    Direct Action’ was thrown together in the wake of the collapse of the bipartisan agreement on the ETS to give an illusion that the Coalition is going to do something to address carbon emissions that will be cheap and painless. In fact, Tony Abbott was installed as leader of the Liberals to appease the climate change deniers in the Liberal party and its supporters and bank rollers. I expect to see ‘Direct Inaction’ and the 5% emission reduction target quietly dropped should the Liberals win the election. After all, why have a plan that won’t work to limit the emission of an invisible (and so harmless?) gas to address a problem that most Liberals and most of their supporters don’t believe exists.

  • 8
    Saugoof
    Posted Thursday, 15 August 2013 at 3:37 pm | Permalink

    Michael #3 - Exactly. The whole Direct Action scheme was always just a smoke screen, never something that was going to be implemented as anything other than a facade.

    My guess is that if the LNP win the election, within a couple of weeks they will “discover a massive budget black hole that Labor was hiding” and use this as an excuse to dump the whole thing.

  • 9
    Honest Johnny
    Posted Thursday, 15 August 2013 at 3:59 pm | Permalink

    I hugely doubt Abbott will get the repeal of the Carbon Tax through the Senate. This would become a Double Dissolution trigger but as Antony Green has explained, a Double Dissoulution is now not possible until early 2015. By then, the electorate will be a little wiser and the whole election would be fought on climate change and what Abbott has done to budget revenue.

  • 10
    MJPC
    Posted Thursday, 15 August 2013 at 4:04 pm | Permalink

    Steve777, I am with you. The only environment the LNP knows is that created so theat their mates amongst the big polluters and others can continue buisness as usual.
    Many a true word is said in jest and Mr Abbott’s off hand comments on “invisible gas” portrays his true beliefs on climate change, and it is do nothing.
    In NSW his solution to gridlock and pollution is fund more roads, not public transport. If the libs get in, the blue rinse set can look forward to more winters without heaters after the electricity providors are looked after by the LNP.

  • 11
    Observation
    Posted Thursday, 15 August 2013 at 4:17 pm | Permalink

    Yes well….we all no that this climate change thing is only something that is fashionable at this current time. So better not take it too seriously.

  • 12
    Observation
    Posted Thursday, 15 August 2013 at 4:26 pm | Permalink

    Sorry…..know

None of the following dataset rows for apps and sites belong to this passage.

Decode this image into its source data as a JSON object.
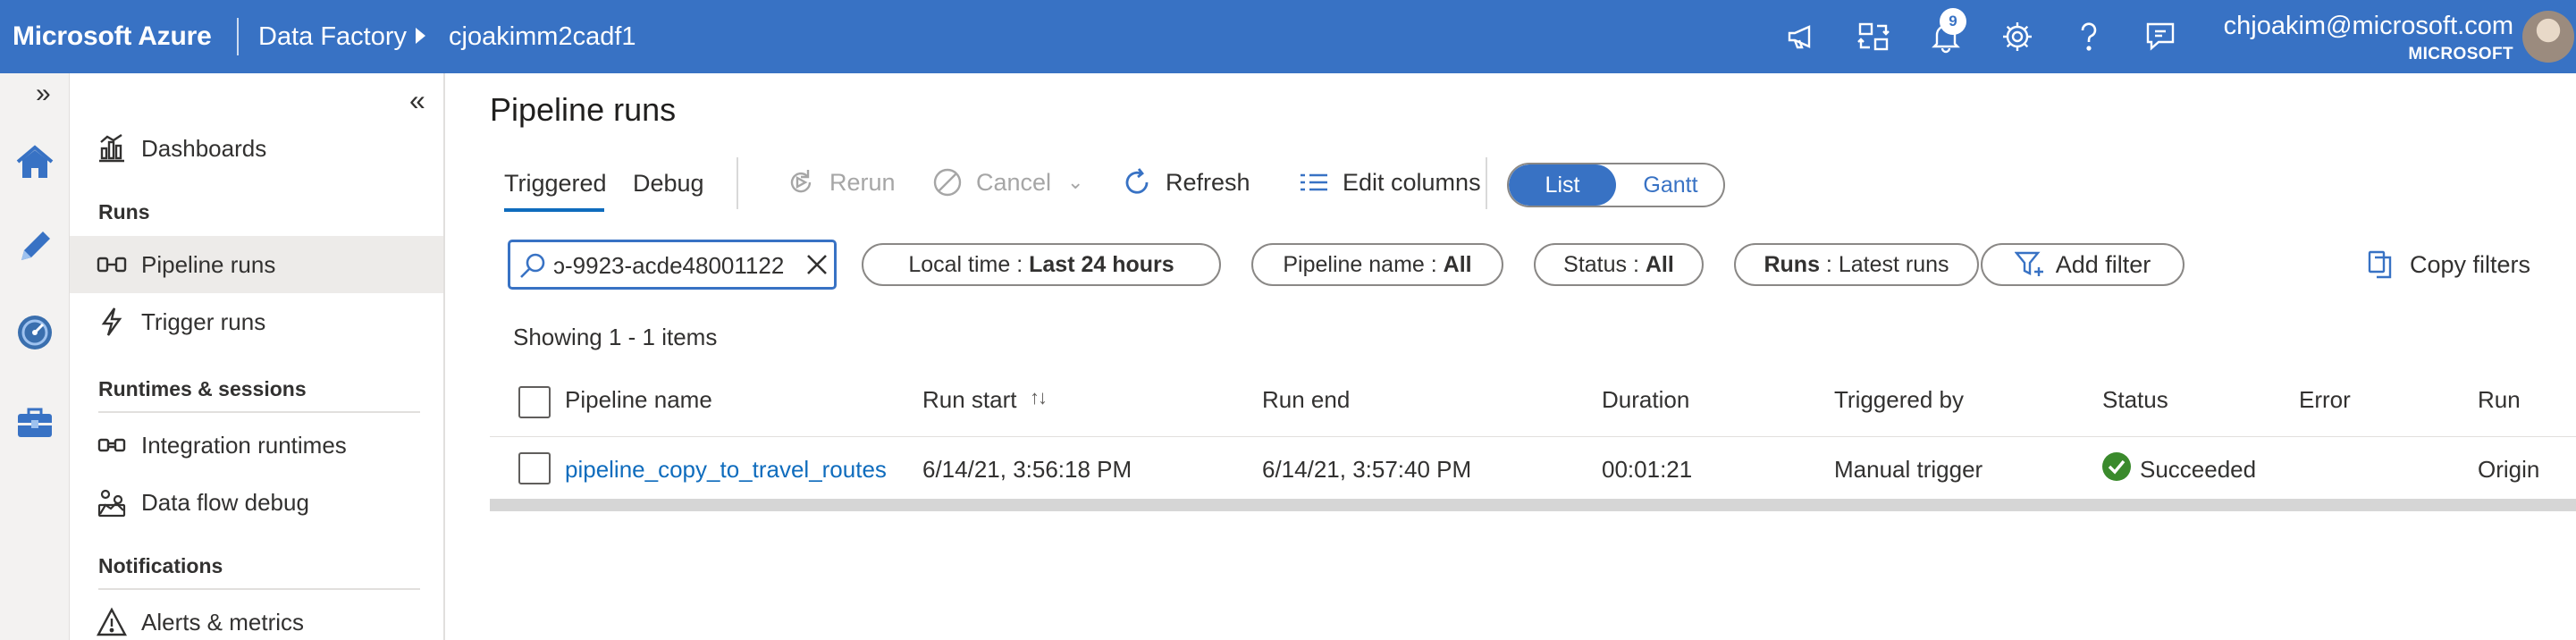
{
  "header": {
    "brand": "Microsoft Azure",
    "breadcrumb": [
      "Data Factory",
      "cjoakimm2cadf1"
    ],
    "notification_count": "9",
    "user_email": "chjoakim@microsoft.com",
    "user_org": "MICROSOFT",
    "icons": [
      "announcement-icon",
      "switch-directory-icon",
      "bell-icon",
      "gear-icon",
      "help-icon",
      "feedback-icon"
    ],
    "accent_color": "#3872c4"
  },
  "rail": {
    "expand": "»",
    "items": [
      "home-icon",
      "author-pencil-icon",
      "monitor-icon",
      "manage-toolbox-icon"
    ]
  },
  "nav": {
    "collapse": "«",
    "dashboards": "Dashboards",
    "runs_header": "Runs",
    "pipeline_runs": "Pipeline runs",
    "trigger_runs": "Trigger runs",
    "runtimes_header": "Runtimes & sessions",
    "integration_runtimes": "Integration runtimes",
    "data_flow_debug": "Data flow debug",
    "notifications_header": "Notifications",
    "alerts_metrics": "Alerts & metrics"
  },
  "main": {
    "title": "Pipeline runs",
    "tabs": {
      "triggered": "Triggered",
      "debug": "Debug"
    },
    "toolbar": {
      "rerun": "Rerun",
      "cancel": "Cancel",
      "refresh": "Refresh",
      "edit_columns": "Edit columns",
      "view_list": "List",
      "view_gantt": "Gantt"
    },
    "search_value": "ɔ-9923-acde48001122",
    "filters": {
      "time_label": "Local time : ",
      "time_value": "Last 24 hours",
      "pipeline_label": "Pipeline name : ",
      "pipeline_value": "All",
      "status_label": "Status : ",
      "status_value": "All",
      "runs_label": "Runs",
      "runs_value": " : Latest runs",
      "add_filter": "Add filter",
      "copy_filters": "Copy filters"
    },
    "showing": "Showing 1 - 1 items",
    "columns": [
      "Pipeline name",
      "Run start",
      "Run end",
      "Duration",
      "Triggered by",
      "Status",
      "Error",
      "Run"
    ],
    "rows": [
      {
        "pipeline_name": "pipeline_copy_to_travel_routes",
        "run_start": "6/14/21, 3:56:18 PM",
        "run_end": "6/14/21, 3:57:40 PM",
        "duration": "00:01:21",
        "triggered_by": "Manual trigger",
        "status": "Succeeded",
        "error": "",
        "run": "Origin"
      }
    ],
    "status_success_color": "#3a8a2c",
    "link_color": "#0f6cbd"
  }
}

  • 13
    Circus Taximus
    Posted Thursday, 15 August 2013 at 6:44 pm | Permalink

    Honest Johnny - very good point about the certificates and electricity prices.

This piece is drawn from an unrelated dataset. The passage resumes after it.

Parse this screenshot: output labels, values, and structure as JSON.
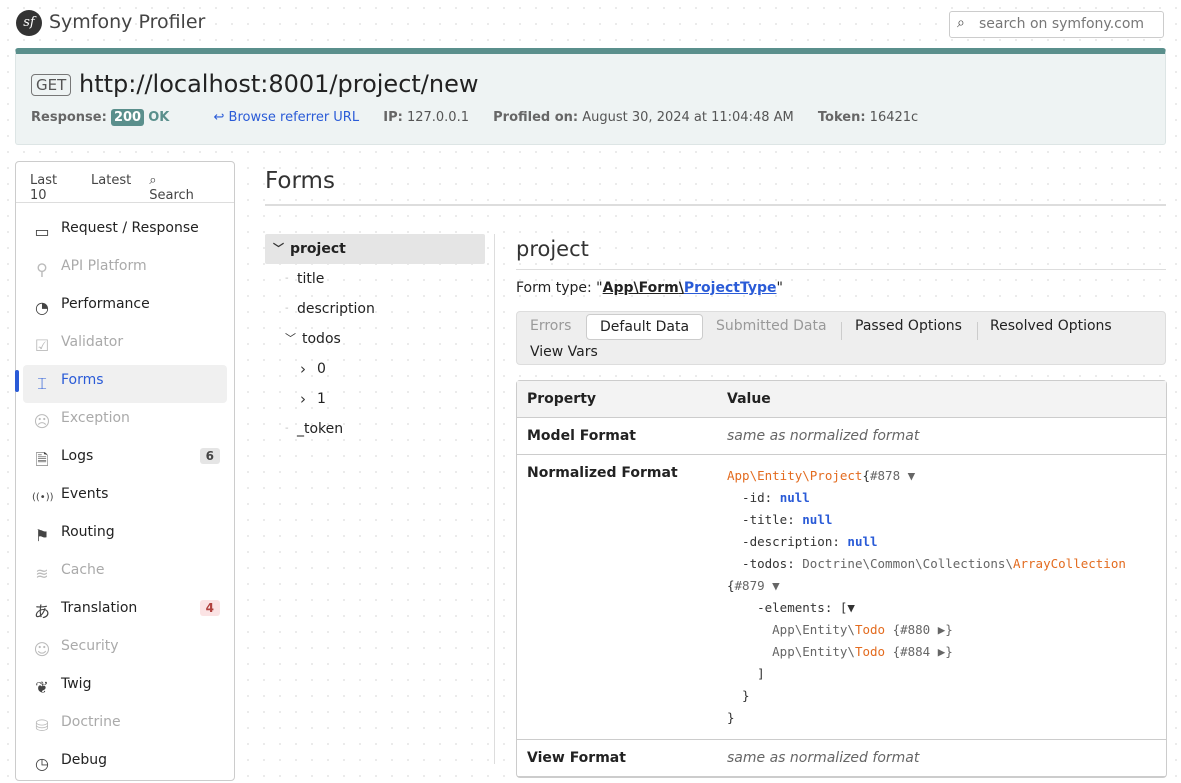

    Saugoof - ‘massive budget black hole’- oh yes. It will happen. Were there not some disbelieving snorting noises and scuffle (like demented rodents) when the last lot of Treasury figures came out? They’ll find something to use as an excuse for not doing anything they don’t want to or actually can’t, and also for slashing services and APS jobs.

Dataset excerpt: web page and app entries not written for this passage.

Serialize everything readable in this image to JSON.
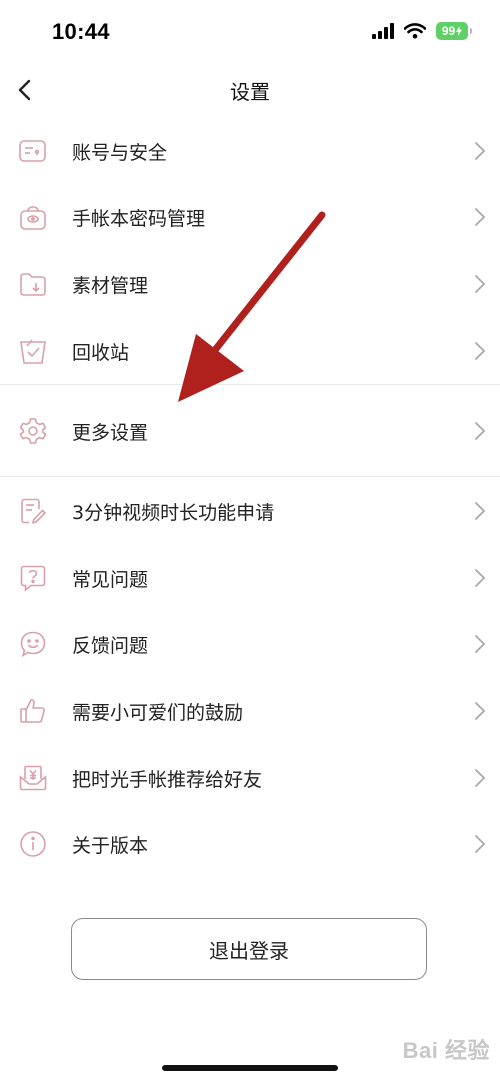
{
  "status_bar": {
    "time": "10:44",
    "battery": "99"
  },
  "nav": {
    "title": "设置"
  },
  "settings": {
    "group1": [
      {
        "label": "账号与安全",
        "icon": "id-card-heart-icon"
      },
      {
        "label": "手帐本密码管理",
        "icon": "lock-box-icon"
      },
      {
        "label": "素材管理",
        "icon": "folder-download-icon"
      },
      {
        "label": "回收站",
        "icon": "trash-bin-icon"
      }
    ],
    "group2": [
      {
        "label": "更多设置",
        "icon": "gear-icon"
      }
    ],
    "group3": [
      {
        "label": "3分钟视频时长功能申请",
        "icon": "document-edit-icon"
      },
      {
        "label": "常见问题",
        "icon": "question-icon"
      },
      {
        "label": "反馈问题",
        "icon": "smile-bubble-icon"
      },
      {
        "label": "需要小可爱们的鼓励",
        "icon": "thumbs-up-icon"
      },
      {
        "label": "把时光手帐推荐给好友",
        "icon": "share-gift-icon"
      },
      {
        "label": "关于版本",
        "icon": "info-icon"
      }
    ]
  },
  "logout": {
    "label": "退出登录"
  },
  "colors": {
    "icon_accent": "#d9a0aa",
    "annotation_arrow": "#b0201c"
  },
  "watermark": {
    "text": "Bai 经验"
  }
}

  • 14
    beachcomber
    Posted Thursday, 15 August 2013 at 7:10 pm | Permalink

    @Observation, spoken like a Dinosaur

  • 15
    BSA Bob
    Posted Thursday, 15 August 2013 at 11:09 pm | Permalink

    Didn’t Turnbull say Direct Action was designed to be dropped? I have a faint recollection of Lenore Taylor calling it a “fig leaf” just after it came out. I doubt it would cost Abbot a single vote to drop it completely.

  • 16
    Mike Flanagan
    Posted Friday, 16 August 2013 at 8:49 am | Permalink

    Circus Taximus;
    That is the condition of their campaign funding.

  • 17
    the duke
    Posted Friday, 16 August 2013 at 9:29 am | Permalink

    just another example of how the ALP have been wedged and out maneuvered by an underestimated Opposition Leader.

    if the ALP actually had a strong leader, and were able to connect with the electorate better, any debate about the environment would have been put to bed years ago.

  • 18
    Observation
    Posted Friday, 16 August 2013 at 12:53 pm | Permalink

    beachcomber - II was just quoting from the Abbottosourus Rex

Womens Agenda

loading...

Smart Company

loading...

StartupSmart

loading...

Property Observer

loading...